═══ Dataset excerpts ═══

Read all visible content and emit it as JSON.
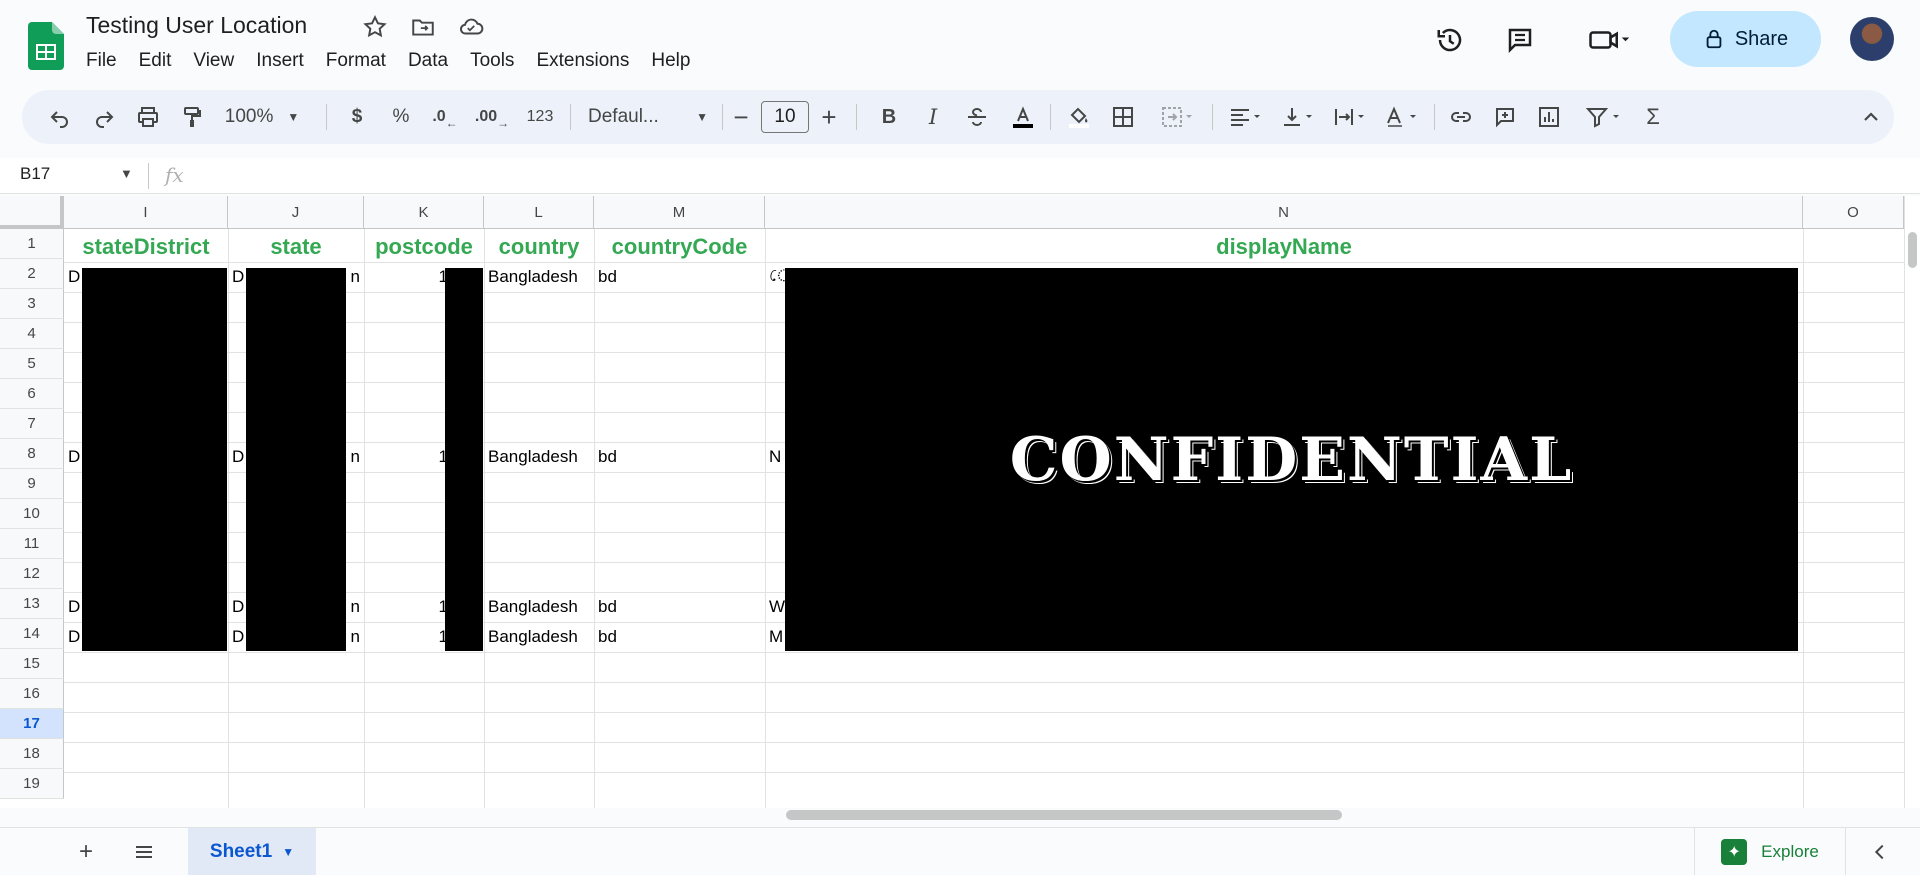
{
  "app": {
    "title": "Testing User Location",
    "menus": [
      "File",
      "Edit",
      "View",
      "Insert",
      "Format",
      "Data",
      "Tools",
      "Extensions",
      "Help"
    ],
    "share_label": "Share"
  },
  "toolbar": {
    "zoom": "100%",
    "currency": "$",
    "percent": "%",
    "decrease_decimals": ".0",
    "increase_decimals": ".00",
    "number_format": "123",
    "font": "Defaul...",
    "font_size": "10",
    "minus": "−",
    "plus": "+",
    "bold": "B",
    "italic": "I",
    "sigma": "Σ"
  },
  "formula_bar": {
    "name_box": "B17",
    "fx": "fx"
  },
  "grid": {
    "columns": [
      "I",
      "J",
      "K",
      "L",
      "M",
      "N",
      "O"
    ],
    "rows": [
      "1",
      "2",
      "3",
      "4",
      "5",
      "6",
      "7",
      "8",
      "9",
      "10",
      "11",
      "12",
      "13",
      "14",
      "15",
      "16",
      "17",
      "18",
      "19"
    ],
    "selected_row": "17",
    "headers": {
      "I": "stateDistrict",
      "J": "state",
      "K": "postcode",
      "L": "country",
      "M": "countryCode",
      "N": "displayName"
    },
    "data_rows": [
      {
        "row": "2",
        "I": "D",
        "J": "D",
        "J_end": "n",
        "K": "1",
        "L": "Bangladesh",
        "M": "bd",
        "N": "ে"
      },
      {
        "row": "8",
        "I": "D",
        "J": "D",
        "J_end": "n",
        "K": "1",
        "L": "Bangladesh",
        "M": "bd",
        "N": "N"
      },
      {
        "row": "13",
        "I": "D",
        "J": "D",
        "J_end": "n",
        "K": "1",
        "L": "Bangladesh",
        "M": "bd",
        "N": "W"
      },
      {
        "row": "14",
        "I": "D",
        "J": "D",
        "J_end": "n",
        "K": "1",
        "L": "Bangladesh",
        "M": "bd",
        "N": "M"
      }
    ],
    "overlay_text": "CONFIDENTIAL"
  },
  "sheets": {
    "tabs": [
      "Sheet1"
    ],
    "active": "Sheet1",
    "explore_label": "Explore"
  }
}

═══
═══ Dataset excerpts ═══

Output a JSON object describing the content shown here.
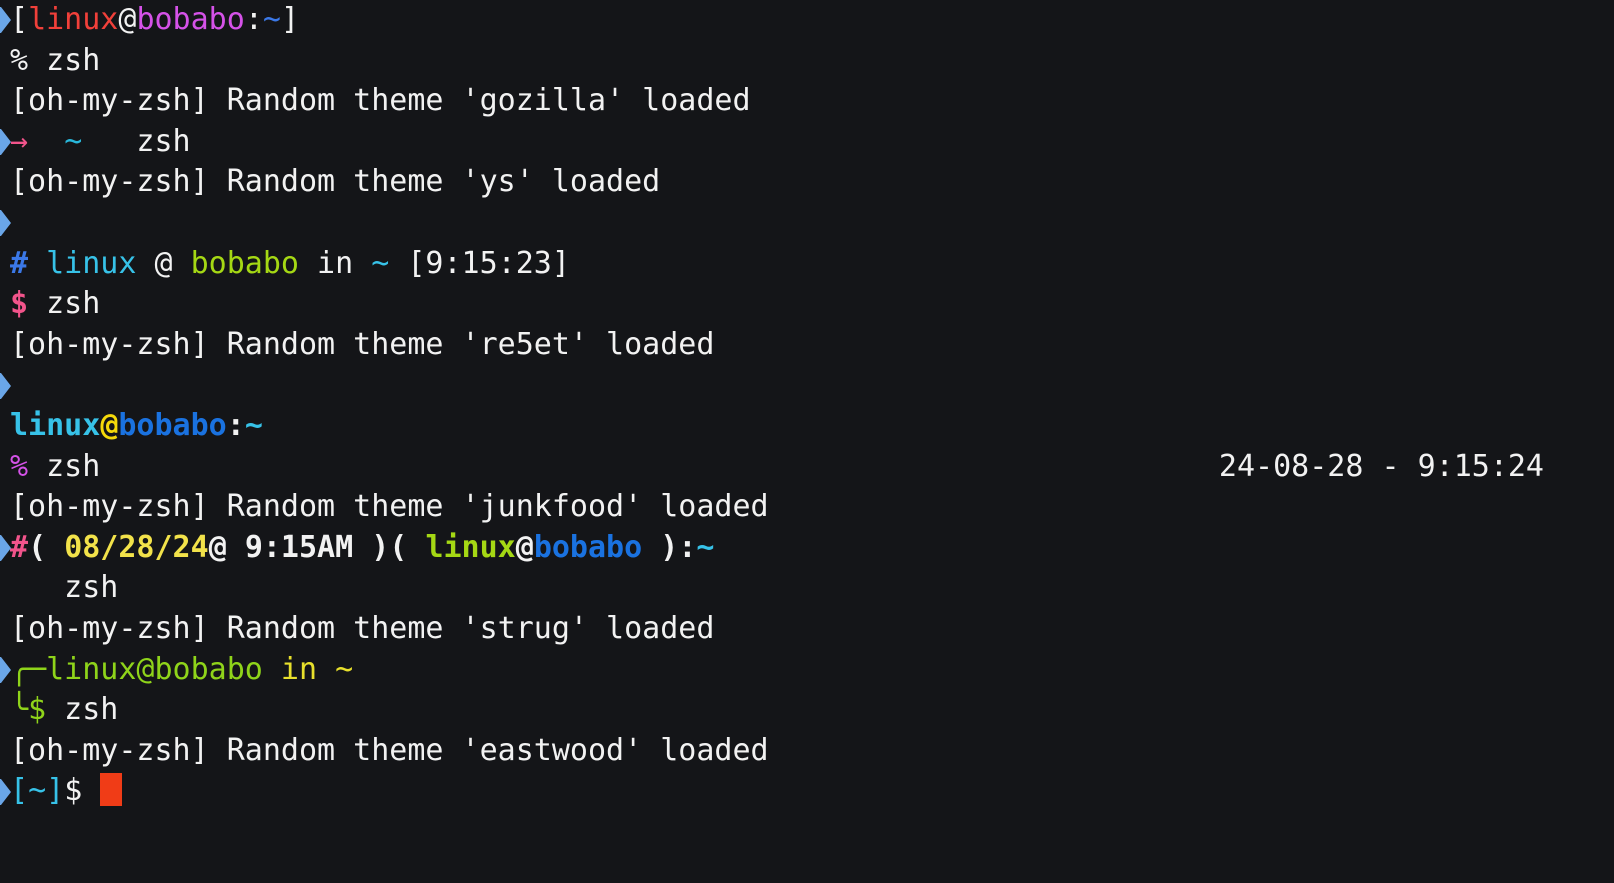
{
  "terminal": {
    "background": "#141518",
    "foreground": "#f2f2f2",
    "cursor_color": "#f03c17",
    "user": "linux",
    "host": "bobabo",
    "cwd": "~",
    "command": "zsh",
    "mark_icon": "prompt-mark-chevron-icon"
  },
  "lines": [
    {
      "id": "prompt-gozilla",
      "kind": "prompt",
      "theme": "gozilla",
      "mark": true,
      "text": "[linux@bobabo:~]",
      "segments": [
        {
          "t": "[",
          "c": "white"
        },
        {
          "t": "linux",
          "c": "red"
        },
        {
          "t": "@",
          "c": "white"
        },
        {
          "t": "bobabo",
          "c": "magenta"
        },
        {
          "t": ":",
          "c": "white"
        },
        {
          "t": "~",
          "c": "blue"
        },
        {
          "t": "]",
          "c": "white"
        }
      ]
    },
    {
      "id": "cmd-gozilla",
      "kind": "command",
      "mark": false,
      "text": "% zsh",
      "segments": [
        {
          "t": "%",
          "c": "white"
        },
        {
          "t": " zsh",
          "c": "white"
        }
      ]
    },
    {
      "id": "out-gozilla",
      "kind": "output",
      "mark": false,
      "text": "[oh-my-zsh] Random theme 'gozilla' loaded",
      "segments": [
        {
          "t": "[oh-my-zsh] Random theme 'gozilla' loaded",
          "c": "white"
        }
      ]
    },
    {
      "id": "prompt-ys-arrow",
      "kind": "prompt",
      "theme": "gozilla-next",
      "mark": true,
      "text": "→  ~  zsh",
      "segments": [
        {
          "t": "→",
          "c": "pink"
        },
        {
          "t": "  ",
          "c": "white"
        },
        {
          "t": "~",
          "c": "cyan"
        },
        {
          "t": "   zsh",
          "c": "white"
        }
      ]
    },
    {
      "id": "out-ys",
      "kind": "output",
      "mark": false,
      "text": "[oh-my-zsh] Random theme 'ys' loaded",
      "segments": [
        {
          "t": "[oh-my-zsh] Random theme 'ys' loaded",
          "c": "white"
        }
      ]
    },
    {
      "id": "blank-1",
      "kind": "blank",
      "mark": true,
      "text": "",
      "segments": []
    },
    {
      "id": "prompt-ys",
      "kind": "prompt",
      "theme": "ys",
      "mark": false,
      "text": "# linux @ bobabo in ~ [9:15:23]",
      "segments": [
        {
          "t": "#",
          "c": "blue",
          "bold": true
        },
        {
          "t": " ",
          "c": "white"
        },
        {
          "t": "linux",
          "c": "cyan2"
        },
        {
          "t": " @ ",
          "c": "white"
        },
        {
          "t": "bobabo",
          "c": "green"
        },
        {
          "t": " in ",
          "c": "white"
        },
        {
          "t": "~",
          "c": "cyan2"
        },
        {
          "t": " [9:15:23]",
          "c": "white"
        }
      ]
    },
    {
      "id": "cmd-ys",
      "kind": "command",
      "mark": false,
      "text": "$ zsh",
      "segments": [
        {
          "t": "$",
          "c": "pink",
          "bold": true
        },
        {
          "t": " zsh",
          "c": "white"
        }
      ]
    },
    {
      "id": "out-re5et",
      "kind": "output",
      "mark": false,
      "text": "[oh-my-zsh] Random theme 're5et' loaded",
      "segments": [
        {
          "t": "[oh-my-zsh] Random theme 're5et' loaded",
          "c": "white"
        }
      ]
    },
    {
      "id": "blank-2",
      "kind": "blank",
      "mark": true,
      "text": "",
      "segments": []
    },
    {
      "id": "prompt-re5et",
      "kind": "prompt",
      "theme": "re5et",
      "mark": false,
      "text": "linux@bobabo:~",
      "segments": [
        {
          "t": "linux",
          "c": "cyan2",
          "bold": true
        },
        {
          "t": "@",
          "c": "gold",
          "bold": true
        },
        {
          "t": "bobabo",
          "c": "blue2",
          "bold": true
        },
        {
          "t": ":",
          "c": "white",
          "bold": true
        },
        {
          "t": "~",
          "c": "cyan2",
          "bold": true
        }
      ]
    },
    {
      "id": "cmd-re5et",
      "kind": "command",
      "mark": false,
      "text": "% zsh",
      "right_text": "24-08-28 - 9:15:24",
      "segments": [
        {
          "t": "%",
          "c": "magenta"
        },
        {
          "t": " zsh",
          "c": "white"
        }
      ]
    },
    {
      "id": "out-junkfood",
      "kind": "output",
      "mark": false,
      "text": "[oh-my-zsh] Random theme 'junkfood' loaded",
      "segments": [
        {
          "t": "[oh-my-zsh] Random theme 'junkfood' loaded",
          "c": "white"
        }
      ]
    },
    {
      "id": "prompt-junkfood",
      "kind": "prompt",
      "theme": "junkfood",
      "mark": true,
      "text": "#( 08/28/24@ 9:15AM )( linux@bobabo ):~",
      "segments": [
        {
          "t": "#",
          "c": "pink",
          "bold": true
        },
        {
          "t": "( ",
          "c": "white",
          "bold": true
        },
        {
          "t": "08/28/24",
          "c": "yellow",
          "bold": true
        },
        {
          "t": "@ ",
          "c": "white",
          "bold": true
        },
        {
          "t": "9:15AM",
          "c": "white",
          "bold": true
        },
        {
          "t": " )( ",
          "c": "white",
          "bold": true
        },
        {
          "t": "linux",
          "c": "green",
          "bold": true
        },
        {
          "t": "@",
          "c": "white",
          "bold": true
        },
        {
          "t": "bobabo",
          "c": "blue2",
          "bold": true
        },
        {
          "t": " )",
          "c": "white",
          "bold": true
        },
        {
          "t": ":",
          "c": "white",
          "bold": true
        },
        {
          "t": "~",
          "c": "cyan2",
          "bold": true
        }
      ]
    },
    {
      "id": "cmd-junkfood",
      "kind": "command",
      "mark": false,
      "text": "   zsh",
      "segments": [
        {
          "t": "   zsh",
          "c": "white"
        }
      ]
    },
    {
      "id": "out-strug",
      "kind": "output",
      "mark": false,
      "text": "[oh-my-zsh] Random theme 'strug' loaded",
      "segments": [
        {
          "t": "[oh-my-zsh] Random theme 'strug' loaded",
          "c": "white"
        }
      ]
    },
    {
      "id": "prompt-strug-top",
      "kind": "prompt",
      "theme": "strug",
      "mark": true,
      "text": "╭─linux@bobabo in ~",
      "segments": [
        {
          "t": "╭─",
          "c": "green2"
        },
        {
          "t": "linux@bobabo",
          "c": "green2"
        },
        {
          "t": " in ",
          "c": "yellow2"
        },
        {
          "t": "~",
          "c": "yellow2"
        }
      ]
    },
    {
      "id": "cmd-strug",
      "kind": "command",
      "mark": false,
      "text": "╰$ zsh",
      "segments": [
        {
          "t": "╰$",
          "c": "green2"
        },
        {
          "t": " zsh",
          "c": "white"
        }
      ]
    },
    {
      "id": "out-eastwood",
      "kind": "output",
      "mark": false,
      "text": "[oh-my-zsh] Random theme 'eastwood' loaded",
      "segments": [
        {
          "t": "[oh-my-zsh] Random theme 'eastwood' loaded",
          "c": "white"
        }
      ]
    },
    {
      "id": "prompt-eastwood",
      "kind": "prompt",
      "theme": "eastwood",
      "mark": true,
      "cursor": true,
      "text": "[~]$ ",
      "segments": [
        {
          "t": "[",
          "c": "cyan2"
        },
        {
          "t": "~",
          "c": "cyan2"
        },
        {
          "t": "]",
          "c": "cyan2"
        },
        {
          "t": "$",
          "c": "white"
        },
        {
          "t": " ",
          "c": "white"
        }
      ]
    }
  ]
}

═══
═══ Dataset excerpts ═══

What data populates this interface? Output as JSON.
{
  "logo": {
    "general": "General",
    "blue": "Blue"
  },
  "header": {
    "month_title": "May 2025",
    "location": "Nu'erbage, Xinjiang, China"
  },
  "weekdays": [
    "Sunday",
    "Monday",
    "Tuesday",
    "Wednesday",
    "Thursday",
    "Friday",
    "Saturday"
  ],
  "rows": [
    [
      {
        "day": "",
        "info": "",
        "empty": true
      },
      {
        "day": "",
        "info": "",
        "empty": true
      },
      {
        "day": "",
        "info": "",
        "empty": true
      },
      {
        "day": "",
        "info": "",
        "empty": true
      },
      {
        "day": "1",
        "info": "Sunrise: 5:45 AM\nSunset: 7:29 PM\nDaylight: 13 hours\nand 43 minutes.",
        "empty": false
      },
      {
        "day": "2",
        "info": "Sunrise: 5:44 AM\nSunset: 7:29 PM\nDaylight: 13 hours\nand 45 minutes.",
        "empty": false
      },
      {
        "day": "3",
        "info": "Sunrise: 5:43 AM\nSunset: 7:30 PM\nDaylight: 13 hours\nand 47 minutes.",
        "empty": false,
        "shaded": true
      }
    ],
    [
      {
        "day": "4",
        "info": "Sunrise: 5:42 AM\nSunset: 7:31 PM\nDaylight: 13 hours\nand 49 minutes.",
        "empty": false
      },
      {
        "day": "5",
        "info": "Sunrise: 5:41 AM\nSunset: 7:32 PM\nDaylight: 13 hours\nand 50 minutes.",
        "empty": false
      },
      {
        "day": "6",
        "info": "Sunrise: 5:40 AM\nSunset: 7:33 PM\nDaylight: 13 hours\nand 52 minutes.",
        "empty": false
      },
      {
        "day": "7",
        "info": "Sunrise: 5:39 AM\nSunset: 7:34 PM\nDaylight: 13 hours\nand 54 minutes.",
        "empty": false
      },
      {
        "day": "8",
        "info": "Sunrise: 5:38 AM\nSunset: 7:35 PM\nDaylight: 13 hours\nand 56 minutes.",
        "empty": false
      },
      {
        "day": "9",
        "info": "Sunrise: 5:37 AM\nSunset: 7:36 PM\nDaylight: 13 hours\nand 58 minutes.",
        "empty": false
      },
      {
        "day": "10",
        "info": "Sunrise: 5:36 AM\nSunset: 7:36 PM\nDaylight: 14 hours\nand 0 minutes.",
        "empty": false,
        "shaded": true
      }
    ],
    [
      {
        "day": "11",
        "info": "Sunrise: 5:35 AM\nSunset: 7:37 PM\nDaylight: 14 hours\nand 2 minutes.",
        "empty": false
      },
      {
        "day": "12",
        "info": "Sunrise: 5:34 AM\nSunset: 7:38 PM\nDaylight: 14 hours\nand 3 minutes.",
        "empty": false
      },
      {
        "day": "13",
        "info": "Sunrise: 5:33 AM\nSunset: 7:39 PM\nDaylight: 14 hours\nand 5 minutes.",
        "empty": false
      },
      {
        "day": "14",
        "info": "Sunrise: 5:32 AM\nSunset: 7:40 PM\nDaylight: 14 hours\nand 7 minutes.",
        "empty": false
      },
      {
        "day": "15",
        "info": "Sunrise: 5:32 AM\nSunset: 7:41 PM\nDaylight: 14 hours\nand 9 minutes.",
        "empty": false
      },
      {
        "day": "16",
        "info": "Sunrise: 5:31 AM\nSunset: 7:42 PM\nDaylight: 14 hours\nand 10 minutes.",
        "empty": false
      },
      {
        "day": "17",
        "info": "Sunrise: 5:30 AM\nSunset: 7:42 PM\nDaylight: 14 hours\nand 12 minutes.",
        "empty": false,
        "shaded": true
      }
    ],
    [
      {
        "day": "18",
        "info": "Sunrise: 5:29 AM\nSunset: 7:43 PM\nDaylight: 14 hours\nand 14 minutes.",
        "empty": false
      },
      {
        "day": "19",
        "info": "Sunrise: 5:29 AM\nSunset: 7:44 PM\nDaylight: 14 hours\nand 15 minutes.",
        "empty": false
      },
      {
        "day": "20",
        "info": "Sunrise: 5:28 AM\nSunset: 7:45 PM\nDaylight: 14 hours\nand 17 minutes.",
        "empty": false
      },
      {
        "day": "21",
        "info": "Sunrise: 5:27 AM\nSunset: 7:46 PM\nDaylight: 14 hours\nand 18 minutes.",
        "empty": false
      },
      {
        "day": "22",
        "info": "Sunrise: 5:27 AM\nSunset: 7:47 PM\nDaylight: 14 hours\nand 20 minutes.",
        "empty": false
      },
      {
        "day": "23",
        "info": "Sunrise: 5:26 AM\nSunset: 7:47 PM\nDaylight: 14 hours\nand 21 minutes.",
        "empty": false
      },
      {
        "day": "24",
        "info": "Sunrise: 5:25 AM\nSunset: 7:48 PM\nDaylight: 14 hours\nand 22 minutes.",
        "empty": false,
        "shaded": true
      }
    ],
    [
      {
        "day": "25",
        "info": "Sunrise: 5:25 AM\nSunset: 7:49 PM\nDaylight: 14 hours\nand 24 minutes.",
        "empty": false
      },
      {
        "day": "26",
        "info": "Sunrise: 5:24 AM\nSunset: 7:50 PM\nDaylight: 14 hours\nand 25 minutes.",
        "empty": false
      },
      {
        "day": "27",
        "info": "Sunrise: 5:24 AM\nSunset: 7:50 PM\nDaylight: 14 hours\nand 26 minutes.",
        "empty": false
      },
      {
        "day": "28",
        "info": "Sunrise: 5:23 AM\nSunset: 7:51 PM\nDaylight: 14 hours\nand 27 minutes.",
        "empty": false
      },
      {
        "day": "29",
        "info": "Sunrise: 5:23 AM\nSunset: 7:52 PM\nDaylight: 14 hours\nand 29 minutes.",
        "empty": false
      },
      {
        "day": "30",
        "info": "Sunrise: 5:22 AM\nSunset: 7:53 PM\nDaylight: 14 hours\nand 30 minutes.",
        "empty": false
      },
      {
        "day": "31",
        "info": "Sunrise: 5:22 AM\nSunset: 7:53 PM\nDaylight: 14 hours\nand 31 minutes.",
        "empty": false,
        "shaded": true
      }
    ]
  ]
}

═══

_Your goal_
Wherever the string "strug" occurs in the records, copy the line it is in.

_Answer section_
      "id": "out-strug",
      "text": "[oh-my-zsh] Random theme 'strug' loaded",
          "t": "[oh-my-zsh] Random theme 'strug' loaded",
      "id": "prompt-strug-top",
      "theme": "strug",
      "id": "cmd-strug",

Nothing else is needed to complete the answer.